**Stored entries:**
......
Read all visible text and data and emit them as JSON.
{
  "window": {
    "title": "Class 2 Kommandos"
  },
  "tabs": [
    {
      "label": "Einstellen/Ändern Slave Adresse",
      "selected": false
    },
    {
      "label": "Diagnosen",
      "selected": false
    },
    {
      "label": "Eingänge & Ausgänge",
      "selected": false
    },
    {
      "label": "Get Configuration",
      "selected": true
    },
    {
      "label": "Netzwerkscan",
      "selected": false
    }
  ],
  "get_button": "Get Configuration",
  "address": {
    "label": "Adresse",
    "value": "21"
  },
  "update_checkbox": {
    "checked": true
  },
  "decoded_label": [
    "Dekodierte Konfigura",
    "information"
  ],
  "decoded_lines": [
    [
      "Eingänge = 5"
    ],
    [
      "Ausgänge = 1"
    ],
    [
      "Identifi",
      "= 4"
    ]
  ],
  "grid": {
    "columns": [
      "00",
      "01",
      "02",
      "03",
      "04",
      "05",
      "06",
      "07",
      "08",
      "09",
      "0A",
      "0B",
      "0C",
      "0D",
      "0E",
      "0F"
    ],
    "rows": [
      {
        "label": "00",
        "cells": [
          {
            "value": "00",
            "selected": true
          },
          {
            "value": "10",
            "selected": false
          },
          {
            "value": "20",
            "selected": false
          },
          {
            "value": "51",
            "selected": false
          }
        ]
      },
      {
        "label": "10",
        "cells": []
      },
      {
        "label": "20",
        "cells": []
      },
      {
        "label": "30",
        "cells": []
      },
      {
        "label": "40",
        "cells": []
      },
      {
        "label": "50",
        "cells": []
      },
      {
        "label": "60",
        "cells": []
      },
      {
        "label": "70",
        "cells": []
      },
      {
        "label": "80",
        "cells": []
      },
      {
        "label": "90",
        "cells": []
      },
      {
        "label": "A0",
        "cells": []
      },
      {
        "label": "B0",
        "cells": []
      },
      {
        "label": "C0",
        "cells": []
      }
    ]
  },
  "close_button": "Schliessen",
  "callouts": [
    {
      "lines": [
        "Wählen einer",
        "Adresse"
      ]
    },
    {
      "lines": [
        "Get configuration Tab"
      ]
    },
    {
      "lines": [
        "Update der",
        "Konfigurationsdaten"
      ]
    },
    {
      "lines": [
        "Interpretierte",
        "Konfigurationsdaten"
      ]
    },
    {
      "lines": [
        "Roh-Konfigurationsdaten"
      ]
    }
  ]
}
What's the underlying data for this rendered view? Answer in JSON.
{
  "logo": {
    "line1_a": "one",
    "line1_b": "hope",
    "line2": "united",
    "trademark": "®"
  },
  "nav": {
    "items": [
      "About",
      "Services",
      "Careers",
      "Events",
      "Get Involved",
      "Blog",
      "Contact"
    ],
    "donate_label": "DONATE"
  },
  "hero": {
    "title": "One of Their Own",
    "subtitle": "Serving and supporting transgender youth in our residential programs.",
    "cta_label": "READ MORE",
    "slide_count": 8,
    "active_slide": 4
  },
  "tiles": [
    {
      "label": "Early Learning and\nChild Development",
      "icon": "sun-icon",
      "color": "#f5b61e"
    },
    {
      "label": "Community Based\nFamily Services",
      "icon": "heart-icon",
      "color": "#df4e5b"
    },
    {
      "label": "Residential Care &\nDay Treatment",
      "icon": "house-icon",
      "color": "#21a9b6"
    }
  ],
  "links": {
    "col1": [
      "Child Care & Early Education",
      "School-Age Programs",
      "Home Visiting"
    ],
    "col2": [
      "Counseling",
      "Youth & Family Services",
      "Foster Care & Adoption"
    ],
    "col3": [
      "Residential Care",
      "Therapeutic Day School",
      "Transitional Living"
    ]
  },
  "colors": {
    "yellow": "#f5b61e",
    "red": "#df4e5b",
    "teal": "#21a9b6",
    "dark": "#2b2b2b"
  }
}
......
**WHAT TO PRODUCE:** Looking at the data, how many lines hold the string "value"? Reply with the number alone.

**YOUR RESPONSE:** 5